There are other books I thought of. Books by Lisa Kleypas, Catherine Anderson, and other authors I can't recall the names of. Authors that may have featured time travel or tortured heroes. Heroes that were raped and maimed are a favorite of mine. Maybe I'm as twisted as Diana Gabaldon, because I really love those severely tortured heroes. The more tortured the better. 

I'm still taking a break before book two. I'm thinking something light and fluffy, like something by Kitty Thomas. ;)

Happy Book Hangover Everyone!

Have you read Outlander or any of the books mentioned? Now's the time to share your thoughts and feelings.


  1. The Outlander series of books require a huge emotional readiness! I was mad at her too and I couldn't stop reading them either. Talk about anxiety and just overall unease throughout. If any two deserve a happy ending, it's these two. Even thinking about the books now I get shivers. You do have to keep reading...but take your time and read some lighter works before...

    You know I'm going to check out Devil's Embrace directly following this comment, right? :) Also KMM - LOVE her. And I love howe Daegus and Drustan appear in the Fever series. God I love them all. Daegus' story is my favorite. There is some seriously hot sex in them and they are not intended to be erotic (I believe).

    Out of all the Gabaldon books, Outlander remains my favorite and most memorable. Jamie...Sigh...

  2. I've been having strange Jamie dreams. Mainly about his really big white arms. LOL, I'm not sure why. What would a dream analyzer say about that?

    Now that I've put off reading the rest of the series I feel like I'm being haunted. It's one of those books that stays with you. My husband may become an Outlander widow while I read those books!

  3. I think Highlander was one of the better books too. There are a couple of scenes in later books though that are pretty wonderful. You talked about rape...a character (I won't mention who) is raped and she is giving herself a very hard time about what she should have done...Jamie puts a stop to that by holding her and telling her to make him stop until she realized that there really was nothing she could have done.

    I will say the story never going to end? Every time Gabaldon mentions how many more books there will be, the number grows. I guess I feel her pain, how exactly is she going to draw it all together since in Outlander, Claire is in the present seeing Jamie in the road...anyway...I guess I need to drag those books out and re-read! :-)

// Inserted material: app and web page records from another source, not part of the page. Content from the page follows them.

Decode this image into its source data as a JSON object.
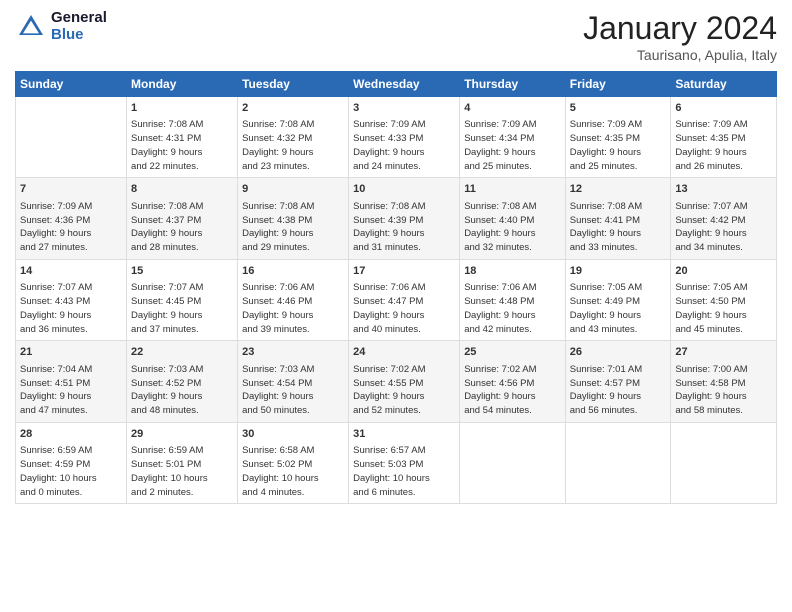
{
  "header": {
    "logo_line1": "General",
    "logo_line2": "Blue",
    "month": "January 2024",
    "location": "Taurisano, Apulia, Italy"
  },
  "days_of_week": [
    "Sunday",
    "Monday",
    "Tuesday",
    "Wednesday",
    "Thursday",
    "Friday",
    "Saturday"
  ],
  "weeks": [
    [
      {
        "day": "",
        "info": ""
      },
      {
        "day": "1",
        "info": "Sunrise: 7:08 AM\nSunset: 4:31 PM\nDaylight: 9 hours\nand 22 minutes."
      },
      {
        "day": "2",
        "info": "Sunrise: 7:08 AM\nSunset: 4:32 PM\nDaylight: 9 hours\nand 23 minutes."
      },
      {
        "day": "3",
        "info": "Sunrise: 7:09 AM\nSunset: 4:33 PM\nDaylight: 9 hours\nand 24 minutes."
      },
      {
        "day": "4",
        "info": "Sunrise: 7:09 AM\nSunset: 4:34 PM\nDaylight: 9 hours\nand 25 minutes."
      },
      {
        "day": "5",
        "info": "Sunrise: 7:09 AM\nSunset: 4:35 PM\nDaylight: 9 hours\nand 25 minutes."
      },
      {
        "day": "6",
        "info": "Sunrise: 7:09 AM\nSunset: 4:35 PM\nDaylight: 9 hours\nand 26 minutes."
      }
    ],
    [
      {
        "day": "7",
        "info": "Sunrise: 7:09 AM\nSunset: 4:36 PM\nDaylight: 9 hours\nand 27 minutes."
      },
      {
        "day": "8",
        "info": "Sunrise: 7:08 AM\nSunset: 4:37 PM\nDaylight: 9 hours\nand 28 minutes."
      },
      {
        "day": "9",
        "info": "Sunrise: 7:08 AM\nSunset: 4:38 PM\nDaylight: 9 hours\nand 29 minutes."
      },
      {
        "day": "10",
        "info": "Sunrise: 7:08 AM\nSunset: 4:39 PM\nDaylight: 9 hours\nand 31 minutes."
      },
      {
        "day": "11",
        "info": "Sunrise: 7:08 AM\nSunset: 4:40 PM\nDaylight: 9 hours\nand 32 minutes."
      },
      {
        "day": "12",
        "info": "Sunrise: 7:08 AM\nSunset: 4:41 PM\nDaylight: 9 hours\nand 33 minutes."
      },
      {
        "day": "13",
        "info": "Sunrise: 7:07 AM\nSunset: 4:42 PM\nDaylight: 9 hours\nand 34 minutes."
      }
    ],
    [
      {
        "day": "14",
        "info": "Sunrise: 7:07 AM\nSunset: 4:43 PM\nDaylight: 9 hours\nand 36 minutes."
      },
      {
        "day": "15",
        "info": "Sunrise: 7:07 AM\nSunset: 4:45 PM\nDaylight: 9 hours\nand 37 minutes."
      },
      {
        "day": "16",
        "info": "Sunrise: 7:06 AM\nSunset: 4:46 PM\nDaylight: 9 hours\nand 39 minutes."
      },
      {
        "day": "17",
        "info": "Sunrise: 7:06 AM\nSunset: 4:47 PM\nDaylight: 9 hours\nand 40 minutes."
      },
      {
        "day": "18",
        "info": "Sunrise: 7:06 AM\nSunset: 4:48 PM\nDaylight: 9 hours\nand 42 minutes."
      },
      {
        "day": "19",
        "info": "Sunrise: 7:05 AM\nSunset: 4:49 PM\nDaylight: 9 hours\nand 43 minutes."
      },
      {
        "day": "20",
        "info": "Sunrise: 7:05 AM\nSunset: 4:50 PM\nDaylight: 9 hours\nand 45 minutes."
      }
    ],
    [
      {
        "day": "21",
        "info": "Sunrise: 7:04 AM\nSunset: 4:51 PM\nDaylight: 9 hours\nand 47 minutes."
      },
      {
        "day": "22",
        "info": "Sunrise: 7:03 AM\nSunset: 4:52 PM\nDaylight: 9 hours\nand 48 minutes."
      },
      {
        "day": "23",
        "info": "Sunrise: 7:03 AM\nSunset: 4:54 PM\nDaylight: 9 hours\nand 50 minutes."
      },
      {
        "day": "24",
        "info": "Sunrise: 7:02 AM\nSunset: 4:55 PM\nDaylight: 9 hours\nand 52 minutes."
      },
      {
        "day": "25",
        "info": "Sunrise: 7:02 AM\nSunset: 4:56 PM\nDaylight: 9 hours\nand 54 minutes."
      },
      {
        "day": "26",
        "info": "Sunrise: 7:01 AM\nSunset: 4:57 PM\nDaylight: 9 hours\nand 56 minutes."
      },
      {
        "day": "27",
        "info": "Sunrise: 7:00 AM\nSunset: 4:58 PM\nDaylight: 9 hours\nand 58 minutes."
      }
    ],
    [
      {
        "day": "28",
        "info": "Sunrise: 6:59 AM\nSunset: 4:59 PM\nDaylight: 10 hours\nand 0 minutes."
      },
      {
        "day": "29",
        "info": "Sunrise: 6:59 AM\nSunset: 5:01 PM\nDaylight: 10 hours\nand 2 minutes."
      },
      {
        "day": "30",
        "info": "Sunrise: 6:58 AM\nSunset: 5:02 PM\nDaylight: 10 hours\nand 4 minutes."
      },
      {
        "day": "31",
        "info": "Sunrise: 6:57 AM\nSunset: 5:03 PM\nDaylight: 10 hours\nand 6 minutes."
      },
      {
        "day": "",
        "info": ""
      },
      {
        "day": "",
        "info": ""
      },
      {
        "day": "",
        "info": ""
      }
    ]
  ]
}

    1. Outlander is a book I feel like rereading. I kept thinking back to Frank seeing Jamie on the road outside their inn/bb, and waiting for it to somehow correlate. Then when I found out that she goes back in book two, I'm wondering if that was Jamie wondering if his wife was ever coming back to him. I'm having a hard time working my way up to book two because I'm so damn mad at Claire for taking 20 years to go visit her husbands grave. Who takes 20 years to visit their husbands grave! Especially when you don't know the exact date he died!!

      Then later when Jamie tells Claire (after they get married) that he knew he had to come back to Scotland from France, but he wasn't ready to say why. I don't remember if he ever told her why.

      I know some authors write things, in the moment, and then don't plan on having it mean anything. And it drives readers like me crazy, because I look for meaning in all those small details.